TOM GRAY, GOMEZ/DIRECTOR, PRS FOR MUSIC/IVORS ACADEMY
“I saw him play [Essential Festival] in Brighton in 2000. I wasn't sure it was going to be any good and I think it was raining. But I thought I might as well go, I just didn't want to see James Brown and for it not be great, because I love his music so much. And he was dynamite, absolutely unbelievable – he did the dancing and the thing where they carry him off the stage. I'm so grateful I took the chance to go and see him.”
JOE KENTISH, HEAD OF A&R, WARNER RECORDS
"Watching Garbage at Reading Festival when I was 16, I was in absolute awe of Shirley Manson to the point where I was like, ‘I have to work in music one day to help someone else feel as empowered, elated and energised as I do right now with thousands of people jumping around me with this amazing collective experience’."
STEVEN BRAINES, CEO, THE WEIRD & THE WONDERFUL
“It was so nuts getting to see Kate Bush at the Apollo in 2014. It was my dad, my brother and me, we were in row Z, right at the back, I could just about see her little head. She did lots of very random songs, but then she did And Dream Of Sheep and Cloudbusting at the end and, for everyone there, it was such a universally exciting experience to get to see Kate Bush.”
KATY J PEARSON
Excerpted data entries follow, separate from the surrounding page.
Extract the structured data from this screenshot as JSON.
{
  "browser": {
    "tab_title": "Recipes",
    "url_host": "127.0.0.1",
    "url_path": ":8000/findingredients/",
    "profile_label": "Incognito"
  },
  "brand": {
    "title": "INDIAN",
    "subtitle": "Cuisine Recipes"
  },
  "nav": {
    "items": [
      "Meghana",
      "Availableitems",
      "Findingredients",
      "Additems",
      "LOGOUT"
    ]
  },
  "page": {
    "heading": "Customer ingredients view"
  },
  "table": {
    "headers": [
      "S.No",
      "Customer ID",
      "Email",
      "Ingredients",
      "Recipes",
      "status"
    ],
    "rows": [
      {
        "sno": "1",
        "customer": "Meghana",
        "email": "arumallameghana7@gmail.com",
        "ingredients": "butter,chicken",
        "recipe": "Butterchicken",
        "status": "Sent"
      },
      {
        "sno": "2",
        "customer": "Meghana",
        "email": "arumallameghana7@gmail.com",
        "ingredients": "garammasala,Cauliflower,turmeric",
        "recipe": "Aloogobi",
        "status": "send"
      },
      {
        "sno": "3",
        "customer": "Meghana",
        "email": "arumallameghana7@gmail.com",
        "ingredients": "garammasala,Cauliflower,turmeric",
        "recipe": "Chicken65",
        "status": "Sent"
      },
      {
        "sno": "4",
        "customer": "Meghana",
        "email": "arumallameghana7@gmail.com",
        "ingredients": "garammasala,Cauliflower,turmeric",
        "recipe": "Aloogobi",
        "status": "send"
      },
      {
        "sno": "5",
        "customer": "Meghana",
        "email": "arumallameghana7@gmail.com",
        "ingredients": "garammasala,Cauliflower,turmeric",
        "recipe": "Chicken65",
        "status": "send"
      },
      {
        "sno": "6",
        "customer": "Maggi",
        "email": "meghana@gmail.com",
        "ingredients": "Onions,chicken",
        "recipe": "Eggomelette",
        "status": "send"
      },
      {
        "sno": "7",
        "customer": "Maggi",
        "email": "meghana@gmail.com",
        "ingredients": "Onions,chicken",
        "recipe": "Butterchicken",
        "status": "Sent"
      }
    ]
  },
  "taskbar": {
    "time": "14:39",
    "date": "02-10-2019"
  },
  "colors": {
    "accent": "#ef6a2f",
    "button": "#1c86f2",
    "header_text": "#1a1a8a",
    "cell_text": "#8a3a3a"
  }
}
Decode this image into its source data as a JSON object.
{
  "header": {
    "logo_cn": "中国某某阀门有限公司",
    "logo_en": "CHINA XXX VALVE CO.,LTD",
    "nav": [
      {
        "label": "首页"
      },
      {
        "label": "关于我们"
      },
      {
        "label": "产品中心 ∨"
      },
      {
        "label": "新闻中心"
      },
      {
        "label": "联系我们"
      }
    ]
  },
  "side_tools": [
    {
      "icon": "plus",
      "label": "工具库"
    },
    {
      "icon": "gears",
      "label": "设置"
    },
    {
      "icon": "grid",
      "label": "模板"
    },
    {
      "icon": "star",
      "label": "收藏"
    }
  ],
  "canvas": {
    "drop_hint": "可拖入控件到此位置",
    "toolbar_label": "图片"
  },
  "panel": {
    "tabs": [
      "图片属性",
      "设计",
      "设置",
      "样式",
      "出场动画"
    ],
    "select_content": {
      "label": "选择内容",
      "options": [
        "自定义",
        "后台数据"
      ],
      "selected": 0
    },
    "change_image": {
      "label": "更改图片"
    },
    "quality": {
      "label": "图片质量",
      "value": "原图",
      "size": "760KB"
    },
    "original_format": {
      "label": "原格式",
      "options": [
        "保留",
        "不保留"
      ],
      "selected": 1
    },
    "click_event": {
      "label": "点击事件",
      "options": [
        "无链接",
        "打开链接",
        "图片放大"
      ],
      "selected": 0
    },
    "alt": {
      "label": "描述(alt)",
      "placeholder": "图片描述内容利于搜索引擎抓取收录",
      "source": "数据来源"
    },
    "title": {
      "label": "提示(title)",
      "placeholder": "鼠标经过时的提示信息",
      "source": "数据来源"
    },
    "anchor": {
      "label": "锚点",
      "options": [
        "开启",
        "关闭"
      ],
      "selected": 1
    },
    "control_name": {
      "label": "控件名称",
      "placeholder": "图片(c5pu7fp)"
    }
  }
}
“I’m a huge Fleetwood Mac fan. In 2013, Christine McVie joined the band for the first time in many years, having retired from Fleetwood Mac, to play out the last couple of tunes at The O2, including my favourite Don’t Stop. It sent tingles down my body. I will never forget it, I adored every moment.”
PAUL CLEMENTS, CEO, MUSIC PUBLISHERS ASSOCIATION
“We stepped in at the last minute to play Glastonbury last year. It’s really difficult, when you’ve been making music for a while, to find an experience that you feel really naïve about, and I really love those things. So to be called up at the last minute to do Glastonbury when we weren’t expecting it and just walk out on stage and blast it was amazing. It’s the best gig for me, that I can remember…”
TIM BURGESS, THE CHARLATANS (!)
* For Part 1 of our Greatest Gigs feature, click here. For the full print version, click here. To make sure you can access Music Week wherever you are, sign up to our digital issue by clicking here.